"It is important that we are not naive in being prepared to deal with people who profit from the abuse of financial services," she said. She insisted it was important "not to be soft on people" who take advantage of the investing public.
Ms Hewitt yesterday went before a joint committee, composed of MPs and members of the House of Lords, which has been set up specifically to scrutinise the new Financial Services Markets Bill which gives legal basis to the new City watchdog.
The minister was joined by her legal adviser, Sydney Kentridge, QC, who defended the Government unsuccessfully in the Ernest Saunders case, and James Eadie.
She was responding to criticism in the committee's report last month that the Bill as drafted was not compatible with the European Convention on Human Rights.
Ms Hewitt was quizzed by MPs, who argued that the fact that the FSA's disciplinary powers include levying unlimited fines meant the regime was punitive in intent and therefore those brought to book should be entitled to the same degree of protection as those facing a full criminal trial.
The minister said that, given the type of businesses the FSA is dealing with, limiting the fines would make no sense. "These people are very big players. In the case of some of the kinds of transaction, the sort of fine that would bankrupt most businesses is just a blip on their balance sheet," she said. "The fine must fit the crime."
Ms Hewitt said the Treasury has decided to err on the side of caution.

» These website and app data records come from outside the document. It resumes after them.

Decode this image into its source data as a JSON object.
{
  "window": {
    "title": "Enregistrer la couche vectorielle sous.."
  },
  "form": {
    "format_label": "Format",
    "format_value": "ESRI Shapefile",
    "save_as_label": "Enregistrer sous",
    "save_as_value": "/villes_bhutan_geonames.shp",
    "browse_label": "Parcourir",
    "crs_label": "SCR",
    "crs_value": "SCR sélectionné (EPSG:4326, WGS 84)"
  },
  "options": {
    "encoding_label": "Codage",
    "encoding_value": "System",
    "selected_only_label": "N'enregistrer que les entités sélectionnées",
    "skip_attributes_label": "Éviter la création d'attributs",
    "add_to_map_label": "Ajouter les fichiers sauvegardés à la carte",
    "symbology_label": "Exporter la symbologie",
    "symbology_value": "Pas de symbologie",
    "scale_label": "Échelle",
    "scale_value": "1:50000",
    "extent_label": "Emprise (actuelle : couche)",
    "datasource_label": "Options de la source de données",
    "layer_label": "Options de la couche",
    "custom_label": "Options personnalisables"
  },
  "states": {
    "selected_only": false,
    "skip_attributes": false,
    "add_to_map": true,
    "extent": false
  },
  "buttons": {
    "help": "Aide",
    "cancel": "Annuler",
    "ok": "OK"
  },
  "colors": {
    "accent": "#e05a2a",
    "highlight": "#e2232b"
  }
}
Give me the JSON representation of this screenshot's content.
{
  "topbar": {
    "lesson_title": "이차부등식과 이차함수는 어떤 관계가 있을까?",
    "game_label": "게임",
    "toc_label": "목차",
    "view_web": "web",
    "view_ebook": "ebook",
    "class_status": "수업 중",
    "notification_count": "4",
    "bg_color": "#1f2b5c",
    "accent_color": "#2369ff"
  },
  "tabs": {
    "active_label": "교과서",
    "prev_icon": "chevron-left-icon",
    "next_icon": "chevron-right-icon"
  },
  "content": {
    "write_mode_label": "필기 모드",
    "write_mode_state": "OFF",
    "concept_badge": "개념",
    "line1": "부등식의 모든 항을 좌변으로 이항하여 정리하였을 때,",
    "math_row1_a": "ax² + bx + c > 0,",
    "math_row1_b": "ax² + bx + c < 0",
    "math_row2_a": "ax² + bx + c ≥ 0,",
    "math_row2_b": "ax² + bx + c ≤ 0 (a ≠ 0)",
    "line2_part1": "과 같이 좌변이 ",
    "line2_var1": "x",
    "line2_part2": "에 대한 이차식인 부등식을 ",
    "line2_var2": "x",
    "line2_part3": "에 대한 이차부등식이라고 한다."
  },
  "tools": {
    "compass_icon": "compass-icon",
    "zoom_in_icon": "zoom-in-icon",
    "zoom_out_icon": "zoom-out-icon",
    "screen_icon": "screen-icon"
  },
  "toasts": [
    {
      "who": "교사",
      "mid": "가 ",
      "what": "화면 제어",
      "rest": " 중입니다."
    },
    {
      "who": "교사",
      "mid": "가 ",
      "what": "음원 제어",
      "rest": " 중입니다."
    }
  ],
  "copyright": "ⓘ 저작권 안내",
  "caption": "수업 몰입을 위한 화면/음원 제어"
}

Ms Hewitt said the regime would be "Saunders-proofed", by which she meant that evidence obtained under compulsion would not be admissible.
This is a reference to the former Guinness chief, Ernest Saunders, who succeeded in bringing a case against the British government to the Human Rights Court in Strasbourg, for using evidence obtained by Department of Trade and Industry inspectors in proceedings against him.Reuse content